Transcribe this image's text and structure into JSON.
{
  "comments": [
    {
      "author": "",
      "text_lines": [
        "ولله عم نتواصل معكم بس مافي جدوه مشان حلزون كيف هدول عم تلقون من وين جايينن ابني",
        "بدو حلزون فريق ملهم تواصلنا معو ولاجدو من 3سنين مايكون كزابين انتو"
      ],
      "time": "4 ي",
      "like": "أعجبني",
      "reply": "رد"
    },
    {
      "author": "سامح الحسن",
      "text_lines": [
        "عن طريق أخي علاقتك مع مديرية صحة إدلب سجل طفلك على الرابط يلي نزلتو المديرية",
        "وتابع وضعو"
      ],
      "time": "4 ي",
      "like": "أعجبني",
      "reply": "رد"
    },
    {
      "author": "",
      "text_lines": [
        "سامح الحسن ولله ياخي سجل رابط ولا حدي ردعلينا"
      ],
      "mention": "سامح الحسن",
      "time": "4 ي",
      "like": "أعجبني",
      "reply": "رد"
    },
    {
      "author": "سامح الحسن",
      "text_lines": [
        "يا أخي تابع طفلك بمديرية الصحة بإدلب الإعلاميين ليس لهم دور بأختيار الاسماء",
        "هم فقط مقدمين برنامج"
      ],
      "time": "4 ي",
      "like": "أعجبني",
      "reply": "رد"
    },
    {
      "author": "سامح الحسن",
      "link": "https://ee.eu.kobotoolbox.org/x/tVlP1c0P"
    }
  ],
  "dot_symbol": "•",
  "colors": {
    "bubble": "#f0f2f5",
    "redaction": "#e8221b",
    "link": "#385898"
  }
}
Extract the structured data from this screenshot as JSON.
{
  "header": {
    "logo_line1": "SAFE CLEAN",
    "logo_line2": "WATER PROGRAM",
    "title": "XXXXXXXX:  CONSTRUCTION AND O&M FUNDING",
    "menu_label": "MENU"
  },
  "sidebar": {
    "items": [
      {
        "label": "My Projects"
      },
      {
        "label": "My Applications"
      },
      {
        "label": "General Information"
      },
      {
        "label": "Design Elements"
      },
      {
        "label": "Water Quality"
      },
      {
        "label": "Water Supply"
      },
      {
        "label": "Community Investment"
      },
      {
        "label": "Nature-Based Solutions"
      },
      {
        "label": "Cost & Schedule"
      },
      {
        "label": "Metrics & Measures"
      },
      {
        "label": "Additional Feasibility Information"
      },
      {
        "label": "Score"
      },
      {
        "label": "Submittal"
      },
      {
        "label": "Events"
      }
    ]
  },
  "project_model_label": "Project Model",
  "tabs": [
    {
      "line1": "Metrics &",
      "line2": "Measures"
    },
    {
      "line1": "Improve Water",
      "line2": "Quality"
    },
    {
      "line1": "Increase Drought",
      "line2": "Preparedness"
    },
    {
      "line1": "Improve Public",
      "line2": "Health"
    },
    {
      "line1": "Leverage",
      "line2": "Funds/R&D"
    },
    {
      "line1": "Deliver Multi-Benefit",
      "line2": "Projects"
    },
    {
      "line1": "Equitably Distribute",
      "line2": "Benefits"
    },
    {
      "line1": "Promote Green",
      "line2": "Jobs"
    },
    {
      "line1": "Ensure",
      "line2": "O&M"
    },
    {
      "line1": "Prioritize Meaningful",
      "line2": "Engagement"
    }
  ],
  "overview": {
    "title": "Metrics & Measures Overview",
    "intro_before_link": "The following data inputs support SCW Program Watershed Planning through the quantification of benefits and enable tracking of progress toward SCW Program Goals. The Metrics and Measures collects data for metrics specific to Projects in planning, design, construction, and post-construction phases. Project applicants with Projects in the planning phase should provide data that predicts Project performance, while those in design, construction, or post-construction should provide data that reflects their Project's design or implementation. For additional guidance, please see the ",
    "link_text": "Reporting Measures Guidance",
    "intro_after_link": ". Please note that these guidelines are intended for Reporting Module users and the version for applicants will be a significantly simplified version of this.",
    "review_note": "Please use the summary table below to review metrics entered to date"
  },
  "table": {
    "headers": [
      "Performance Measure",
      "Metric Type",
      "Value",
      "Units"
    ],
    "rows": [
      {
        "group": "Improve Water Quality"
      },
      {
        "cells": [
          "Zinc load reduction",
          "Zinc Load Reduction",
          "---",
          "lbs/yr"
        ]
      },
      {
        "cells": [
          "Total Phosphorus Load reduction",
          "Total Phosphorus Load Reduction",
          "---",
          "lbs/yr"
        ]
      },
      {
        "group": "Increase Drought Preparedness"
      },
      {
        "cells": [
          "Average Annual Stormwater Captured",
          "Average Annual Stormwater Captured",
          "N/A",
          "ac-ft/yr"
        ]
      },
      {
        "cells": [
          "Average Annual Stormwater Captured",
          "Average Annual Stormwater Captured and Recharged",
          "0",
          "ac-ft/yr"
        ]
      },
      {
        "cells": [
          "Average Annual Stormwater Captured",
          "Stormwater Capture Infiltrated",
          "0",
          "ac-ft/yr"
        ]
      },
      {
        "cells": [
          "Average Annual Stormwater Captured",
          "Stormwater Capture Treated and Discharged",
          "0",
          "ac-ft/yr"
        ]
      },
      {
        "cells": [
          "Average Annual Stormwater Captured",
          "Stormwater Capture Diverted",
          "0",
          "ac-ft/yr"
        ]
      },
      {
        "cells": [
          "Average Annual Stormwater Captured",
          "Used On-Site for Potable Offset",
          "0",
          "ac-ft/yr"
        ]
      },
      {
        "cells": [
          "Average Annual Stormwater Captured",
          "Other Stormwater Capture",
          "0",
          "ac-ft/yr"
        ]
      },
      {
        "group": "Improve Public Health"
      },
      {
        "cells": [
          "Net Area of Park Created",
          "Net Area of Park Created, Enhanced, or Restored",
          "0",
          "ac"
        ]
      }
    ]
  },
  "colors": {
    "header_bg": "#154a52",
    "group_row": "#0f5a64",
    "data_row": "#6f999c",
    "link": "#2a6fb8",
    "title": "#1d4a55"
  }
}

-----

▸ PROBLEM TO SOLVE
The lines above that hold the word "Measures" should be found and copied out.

▸ TASK ANSWER
        "label": "Metrics & Measures"
      "line2": "Measures"
    "title": "Metrics & Measures Overview",
    "intro_before_link": "The following data inputs support SCW Program Watershed Planning through the quantification of benefits and enable tracking of progress toward SCW Program Goals. The Metrics and Measures collects data for metrics specific to Projects in planning, design, construction, and post-construction phases. Project applicants with Projects in the planning phase should provide data that predicts Project performance, while those in design, construction, or post-construction should provide data that reflects their Project's design or implementation. For additional guidance, please see the ",
    "link_text": "Reporting Measures Guidance",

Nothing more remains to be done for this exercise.